D

RE: The use of float pans in bulk fuel storage tanks

It seems unusual that this no one in your organisation noticed non compliance to this basic requirement up till now. Having to rip up the roofs to install these IFRs' now is going to be painful not only for the sub, but for people in your company too, since both CAPEX and schedule delays will be unavoidable. Another suggestion to mitigate the risk of operating this tank at >55degC, with lower impact on cost and time than internal floating roofs (and IF the client is willing to accept this deviation to design standards), would be to acknowledge the increased volatility of diesel at these temperatures, redo the hazardous area classification around the tank vents and respecify any electrical / instrumentation around these vents to suit. A redesign of the free vents on this tank may also be required.
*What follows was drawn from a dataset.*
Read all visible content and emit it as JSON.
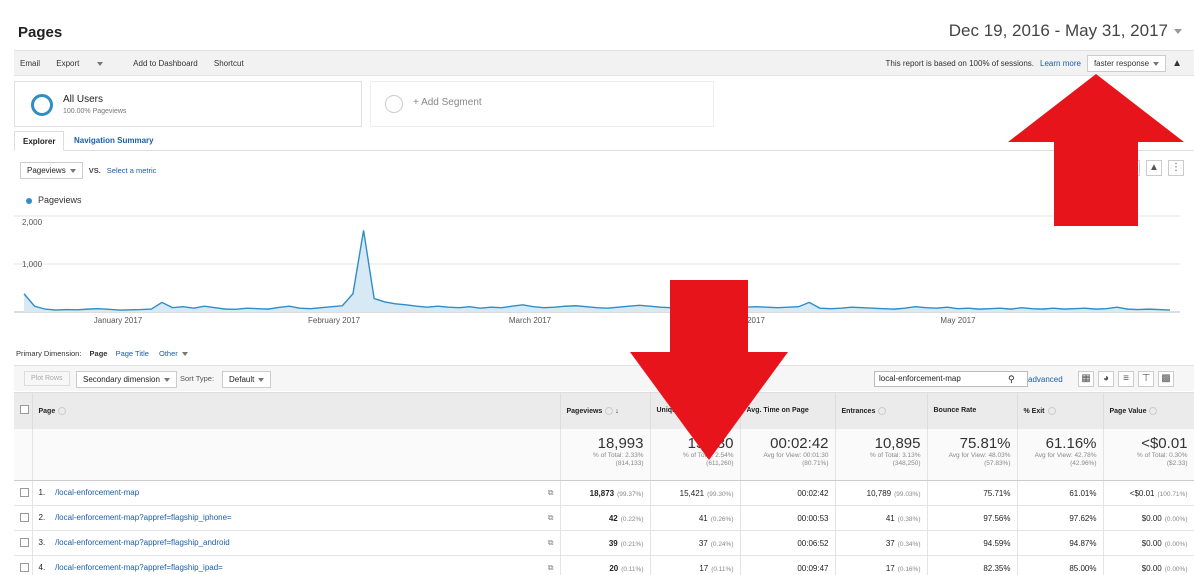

RE: The use of float pans in bulk fuel storage tanks

The DoD has a thing for honeycomb internal floating roofs even though they represent outdated technology and are less strong, less safe, have higher emissions and have more maintenance issues than other versions of full-contact IFRs. IFRs are typically not needed for VOC containment and fire protection in typical jet or diesel tanks unless the storage conditions or facility emissions profile requires them. They do help for product contamination - water and dust. You only have to make a relatively small hole in the tank shell or roof to put the parts inside. Not really a big deal or very large cost, possibly expected anyway if the IFR was going to be installed after the hydrotest.

RE: The use of float pans in bulk fuel storage tanks

If this has been resolved, great, but most IFR's can be retrofitted via the manway. We have done quite a few, full contact IFR's and pontoon style.

Pontoon style a minnumen of 800mm manway, for full contact an entrance of 400 x 1400 is needed.

Red Flag This Post

Please let us know here why this post is inappropriate. Reasons such as off-topic, duplicates, flames, illegal, vulgar, or students posting their homework.

Red Flag Submitted

Thank you for helping keep Eng-Tips Forums free from inappropriate posts.
The Eng-Tips staff will check this out and take appropriate action.

Reply To This Thread

Posting in the Eng-Tips forums is a member-only feature.

Click Here to join Eng-Tips and talk with other members!


Resources

eBook - Mastering Tolerances for Machined Parts
When making CNC machined parts, mastering tolerances can be challenging. Are general tolerances good enough? When does it make sense to call out for tighter tolerances? Do you need a better understanding of fits, datums, or GD&T? Learn about these topics and more in Xometry's new e-book. Download Now
eBook – How to Choose the Correct Corrosion Testing Method
When designing a metal component, engineers have to consider how susceptible certain alloys are to corrosion in the final product’s operating environment. In a recent study by NACE (National Association of Corrosion Engineers), it was estimated that the direct and indirect costs of corrosion in the United States is approximately 6.2% of the GDP. In 2016, that cost exceeded $1 trillion dollars for the first time. Download Now

Close Box

Join Eng-Tips® Today!

Join your peers on the Internet's largest technical engineering professional community.
It's easy to join and it's free.

Here's Why Members Love Eng-Tips Forums:

Register now while it's still free!

Already a member? Close this window and log in.

Join Us             Close